▸ Exercise: List, from the lines below, each one with "this" in it.

▸ Available data:
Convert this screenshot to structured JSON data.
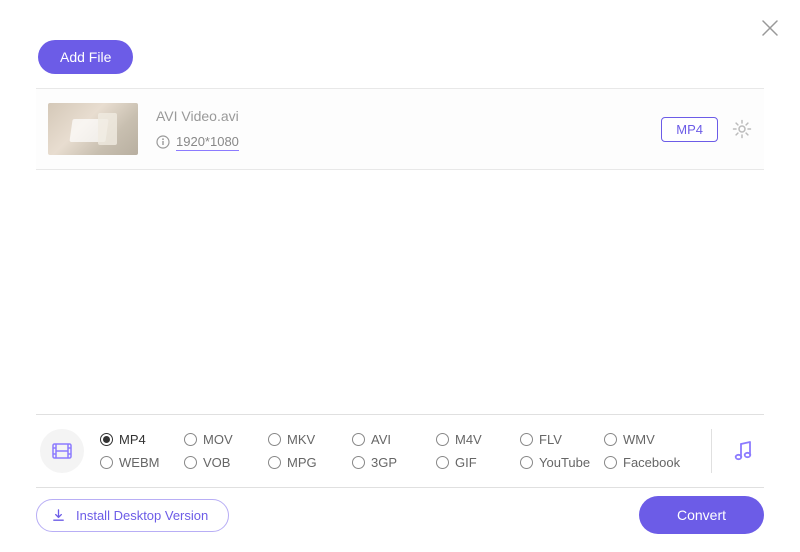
{
  "header": {
    "add_file_label": "Add File"
  },
  "file": {
    "name": "AVI Video.avi",
    "resolution": "1920*1080",
    "output_format": "MP4"
  },
  "formats": {
    "selected": "MP4",
    "row1": [
      "MP4",
      "MOV",
      "MKV",
      "AVI",
      "M4V",
      "FLV",
      "WMV"
    ],
    "row2": [
      "WEBM",
      "VOB",
      "MPG",
      "3GP",
      "GIF",
      "YouTube",
      "Facebook"
    ]
  },
  "footer": {
    "install_label": "Install Desktop Version",
    "convert_label": "Convert"
  },
  "colors": {
    "accent": "#6C5CE7"
  }
}
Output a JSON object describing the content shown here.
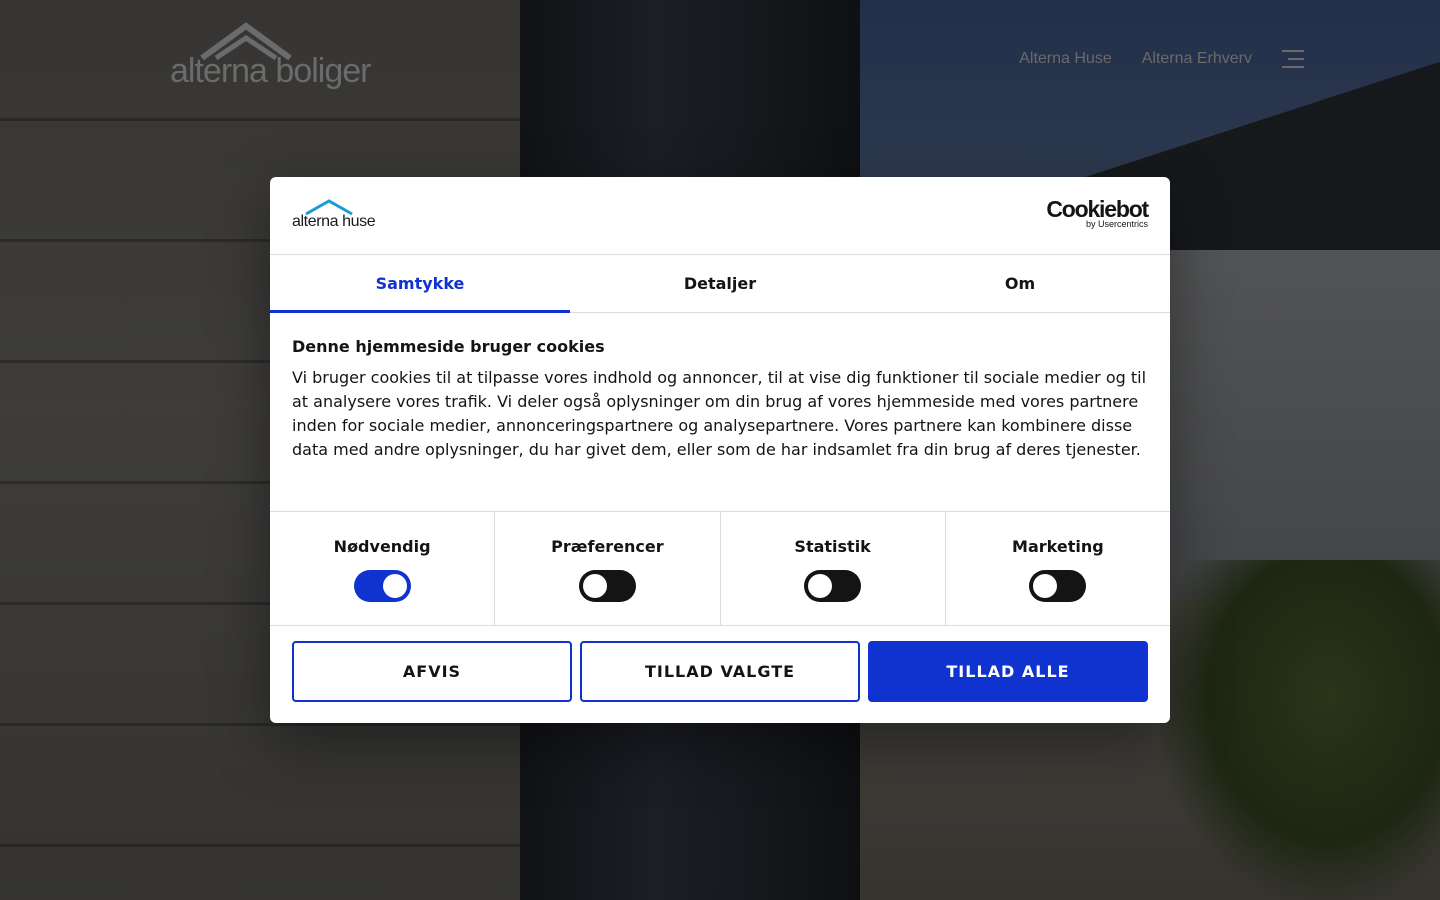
{
  "site": {
    "logo_text": "alterna boliger",
    "nav": [
      "Alterna Huse",
      "Alterna Erhverv"
    ]
  },
  "dialog": {
    "brand_logo_text": "alterna huse",
    "cookiebot_name": "Cookiebot",
    "cookiebot_sub": "by Usercentrics",
    "tabs": [
      {
        "label": "Samtykke",
        "active": true
      },
      {
        "label": "Detaljer",
        "active": false
      },
      {
        "label": "Om",
        "active": false
      }
    ],
    "heading": "Denne hjemmeside bruger cookies",
    "body": "Vi bruger cookies til at tilpasse vores indhold og annoncer, til at vise dig funktioner til sociale medier og til at analysere vores trafik. Vi deler også oplysninger om din brug af vores hjemmeside med vores partnere inden for sociale medier, annonceringspartnere og analysepartnere. Vores partnere kan kombinere disse data med andre oplysninger, du har givet dem, eller som de har indsamlet fra din brug af deres tjenester.",
    "toggles": [
      {
        "label": "Nødvendig",
        "on": true
      },
      {
        "label": "Præferencer",
        "on": false
      },
      {
        "label": "Statistik",
        "on": false
      },
      {
        "label": "Marketing",
        "on": false
      }
    ],
    "buttons": {
      "reject": "AFVIS",
      "allow_selected": "TILLAD VALGTE",
      "allow_all": "TILLAD ALLE"
    }
  },
  "colors": {
    "accent": "#1032cf",
    "logo_roof": "#1a9ad6"
  }
}
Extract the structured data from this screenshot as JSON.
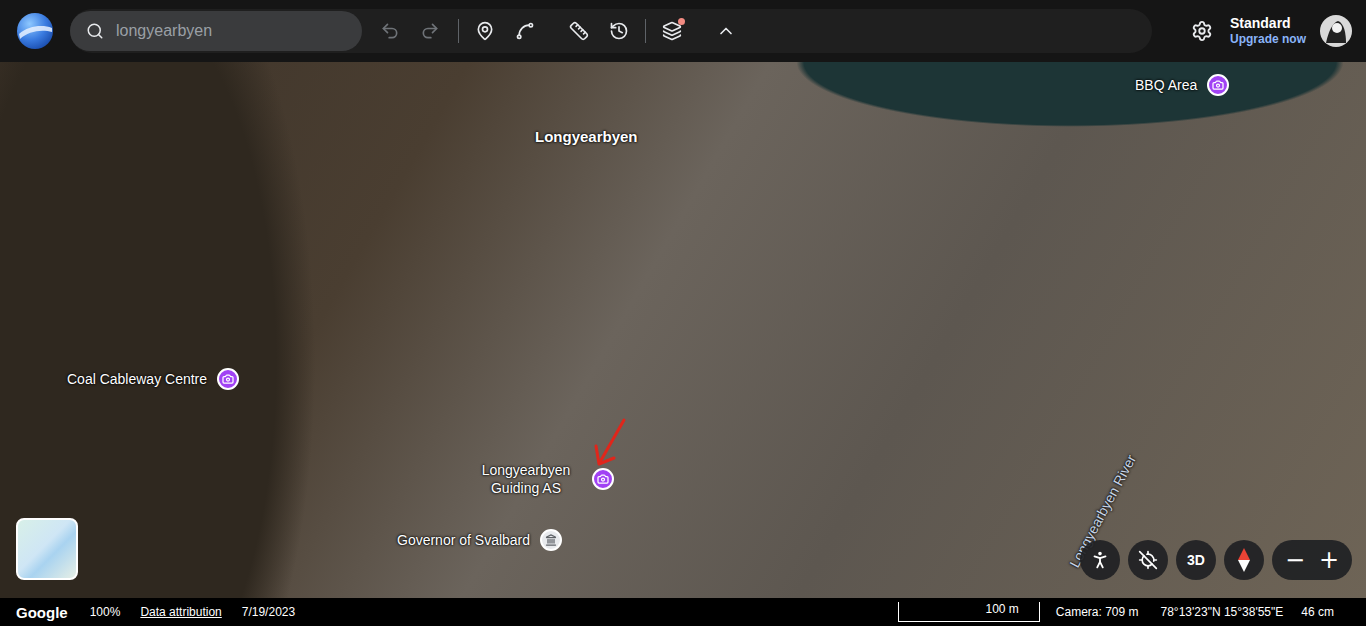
{
  "search": {
    "value": "longyearbyen"
  },
  "toolbar": {
    "layers_badge": true
  },
  "account": {
    "plan": "Standard",
    "upgrade": "Upgrade now"
  },
  "map": {
    "labels": [
      {
        "text": "Longyearbyen",
        "kind": "place"
      },
      {
        "text": "BBQ Area",
        "kind": "poi"
      },
      {
        "text": "Coal Cableway Centre",
        "kind": "poi"
      },
      {
        "text": "Longyearbyen Guiding AS",
        "kind": "poi-wrap"
      },
      {
        "text": "Governor of Svalbard",
        "kind": "gov"
      },
      {
        "text": "Longyearbyen River",
        "kind": "river"
      }
    ]
  },
  "controls": {
    "view_3d": "3D",
    "zoom_out": "−",
    "zoom_in": "+"
  },
  "status_bar": {
    "logo": "Google",
    "zoom": "100%",
    "attribution": "Data attribution",
    "date": "7/19/2023",
    "scale": "100 m",
    "camera": "Camera: 709 m",
    "coordinates": "78°13'23\"N 15°38'55\"E",
    "resolution": "46 cm"
  }
}
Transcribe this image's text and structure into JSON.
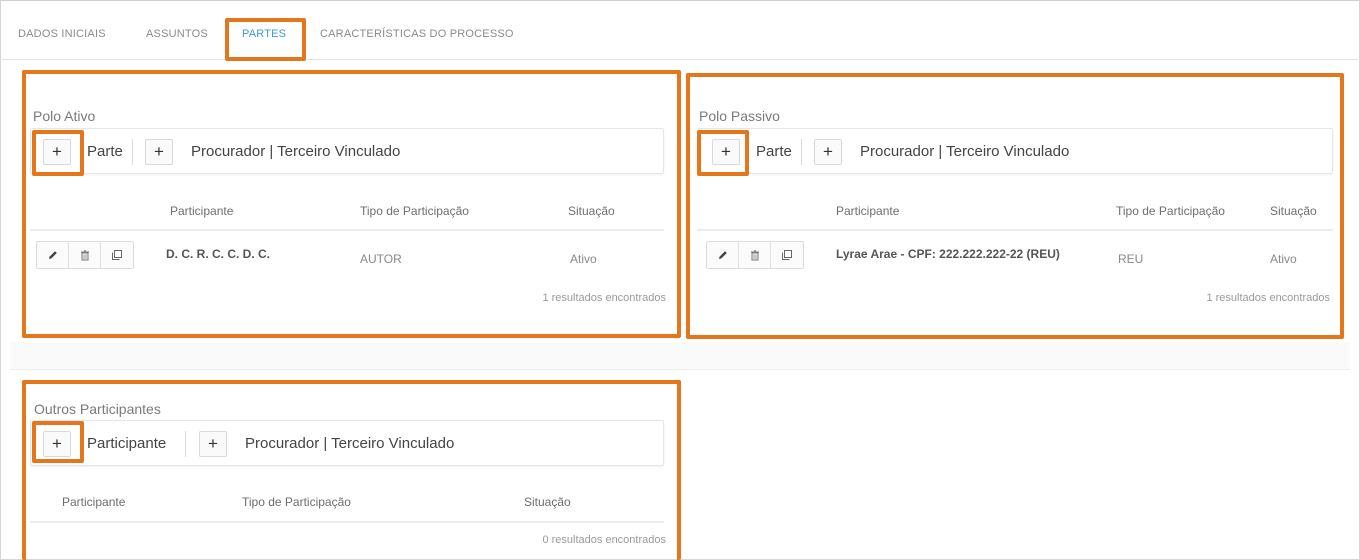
{
  "tabs": [
    {
      "label": "DADOS INICIAIS"
    },
    {
      "label": "ASSUNTOS"
    },
    {
      "label": "PARTES"
    },
    {
      "label": "CARACTERÍSTICAS DO PROCESSO"
    }
  ],
  "polo_ativo": {
    "title": "Polo Ativo",
    "add_parte_label": "Parte",
    "add_procurador_label": "Procurador | Terceiro Vinculado",
    "plus_symbol": "+",
    "headers": [
      "Participante",
      "Tipo de Participação",
      "Situação"
    ],
    "rows": [
      {
        "participante": "D. C. R. C. C. D. C.",
        "tipo": "AUTOR",
        "situacao": "Ativo"
      }
    ],
    "results": "1 resultados encontrados"
  },
  "polo_passivo": {
    "title": "Polo Passivo",
    "add_parte_label": "Parte",
    "add_procurador_label": "Procurador | Terceiro Vinculado",
    "plus_symbol": "+",
    "headers": [
      "Participante",
      "Tipo de Participação",
      "Situação"
    ],
    "rows": [
      {
        "participante": "Lyrae Arae - CPF: 222.222.222-22 (REU)",
        "tipo": "REU",
        "situacao": "Ativo"
      }
    ],
    "results": "1 resultados encontrados"
  },
  "outros": {
    "title": "Outros Participantes",
    "add_participante_label": "Participante",
    "add_procurador_label": "Procurador | Terceiro Vinculado",
    "plus_symbol": "+",
    "headers": [
      "Participante",
      "Tipo de Participação",
      "Situação"
    ],
    "results": "0 resultados encontrados"
  },
  "colors": {
    "annotation": "#e4761b",
    "active_tab": "#3a9bd3"
  },
  "icons": [
    "pencil-icon",
    "trash-icon",
    "copy-icon"
  ]
}
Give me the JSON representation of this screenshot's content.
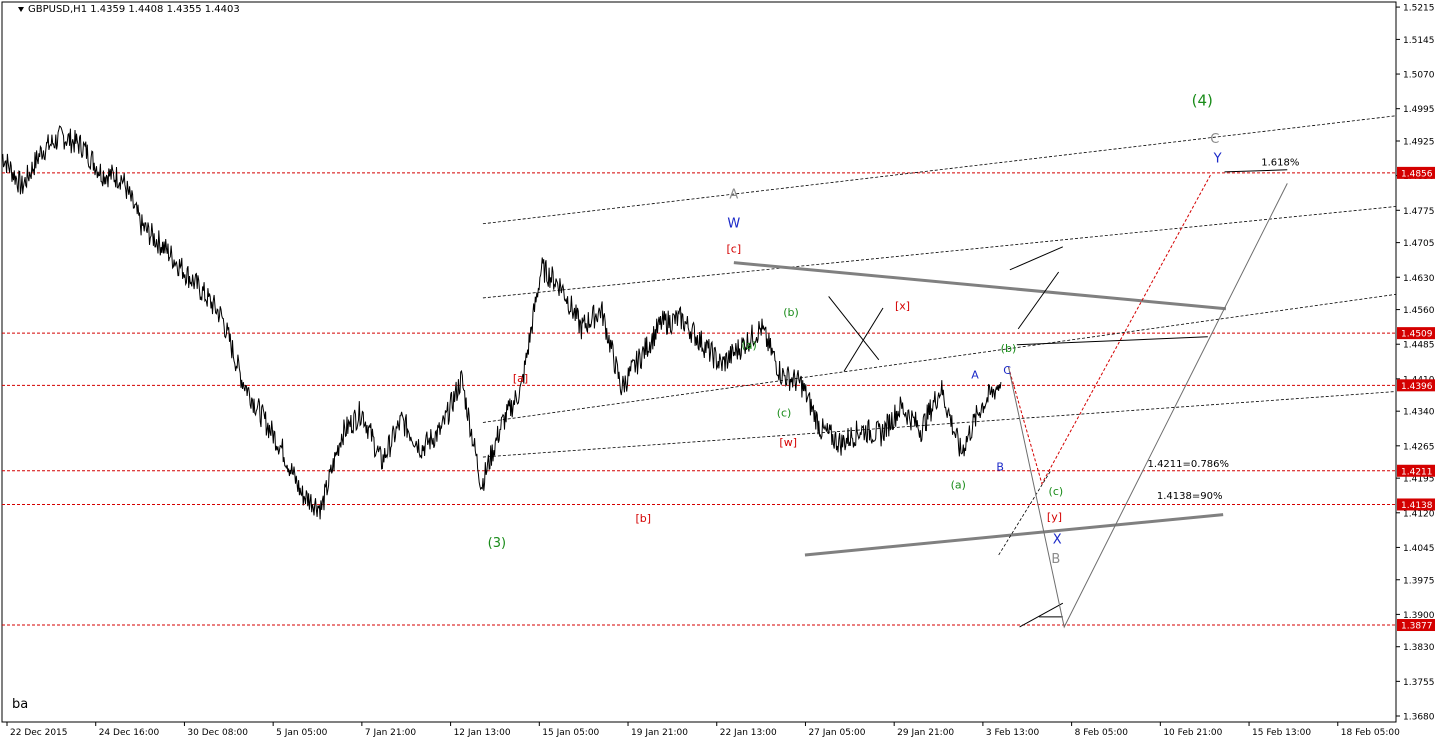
{
  "header": {
    "title": "GBPUSD,H1  1.4359 1.4408 1.4355 1.4403"
  },
  "corner_label": "ba",
  "colors": {
    "price": "#000000",
    "level": "#d40000",
    "red_label": "#d40000",
    "green_label": "#1a8c1a",
    "blue_label": "#1a28c8",
    "gray_label": "#8c8c8c",
    "trendline": "#808080",
    "price_tag_bg": "#d40000",
    "price_tag_text": "#ffffff"
  },
  "chart_data": {
    "type": "line",
    "ylim": [
      1.3667,
      1.5226
    ],
    "y_ticks": [
      "1.5215",
      "1.5145",
      "1.5070",
      "1.4995",
      "1.4925",
      "1.4850",
      "1.4775",
      "1.4705",
      "1.4630",
      "1.4560",
      "1.4485",
      "1.4410",
      "1.4340",
      "1.4265",
      "1.4195",
      "1.4120",
      "1.4045",
      "1.3975",
      "1.3900",
      "1.3830",
      "1.3755",
      "1.3680"
    ],
    "x_ticks": [
      "22 Dec 2015",
      "24 Dec 16:00",
      "30 Dec 08:00",
      "5 Jan 05:00",
      "7 Jan 21:00",
      "12 Jan 13:00",
      "15 Jan 05:00",
      "19 Jan 21:00",
      "22 Jan 13:00",
      "27 Jan 05:00",
      "29 Jan 21:00",
      "3 Feb 13:00",
      "8 Feb 05:00",
      "10 Feb 21:00",
      "15 Feb 13:00",
      "18 Feb 05:00"
    ],
    "series": [
      {
        "x": [
          0,
          0.02,
          0.04,
          0.06,
          0.08,
          0.1,
          0.12,
          0.14,
          0.16,
          0.18,
          0.2,
          0.22,
          0.24,
          0.26,
          0.28,
          0.3,
          0.32,
          0.34,
          0.36,
          0.38,
          0.4,
          0.42,
          0.44,
          0.46,
          0.48,
          0.5,
          0.52,
          0.54,
          0.56,
          0.58,
          0.6,
          0.62,
          0.64,
          0.66,
          0.68,
          0.7,
          0.72,
          0.74,
          0.76,
          0.78,
          0.8,
          0.82,
          0.84,
          0.86,
          0.88,
          0.9,
          0.92,
          0.94,
          0.96,
          0.98,
          1
        ],
        "y": [
          1.4895,
          1.4825,
          1.4905,
          1.4935,
          1.4915,
          1.4855,
          1.4845,
          1.474,
          1.47,
          1.465,
          1.46,
          1.4545,
          1.441,
          1.433,
          1.426,
          1.416,
          1.413,
          1.429,
          1.434,
          1.423,
          1.432,
          1.426,
          1.43,
          1.441,
          1.418,
          1.431,
          1.439,
          1.465,
          1.461,
          1.452,
          1.456,
          1.439,
          1.446,
          1.453,
          1.454,
          1.449,
          1.444,
          1.448,
          1.452,
          1.442,
          1.44,
          1.43,
          1.427,
          1.43,
          1.429,
          1.435,
          1.43,
          1.439,
          1.425,
          1.435,
          1.4403
        ]
      }
    ],
    "levels": [
      {
        "value": 1.4856,
        "label": "1.4856"
      },
      {
        "value": 1.4509,
        "label": "1.4509"
      },
      {
        "value": 1.4396,
        "label": "1.4396"
      },
      {
        "value": 1.4211,
        "label": "1.4211"
      },
      {
        "value": 1.4138,
        "label": "1.4138"
      },
      {
        "value": 1.3877,
        "label": "1.3877"
      }
    ],
    "annotations": {
      "green": [
        "(4)",
        "(3)",
        "(b)",
        "(a)",
        "(c)",
        "(b)",
        "(a)",
        "(c)"
      ],
      "red": [
        "[c]",
        "[x]",
        "[a]",
        "[w]",
        "[b]",
        "[y]"
      ],
      "blue": [
        "W",
        "Y",
        "A",
        "C",
        "B",
        "X"
      ],
      "gray": [
        "A",
        "C",
        "B"
      ],
      "black": [
        "1.618%",
        "1.4211=0.786%",
        "1.4138=90%"
      ]
    }
  }
}
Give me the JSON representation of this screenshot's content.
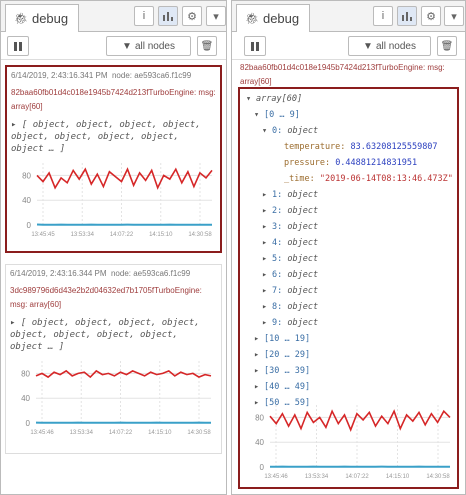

▸ Answer space:
Convert this screenshot to structured JSON data.
Extract the structured data from this screenshot as JSON.
Transcribe this image's text and structure into JSON.
Give me the JSON representation of this screenshot's content.
Give me the JSON representation of this screenshot's content.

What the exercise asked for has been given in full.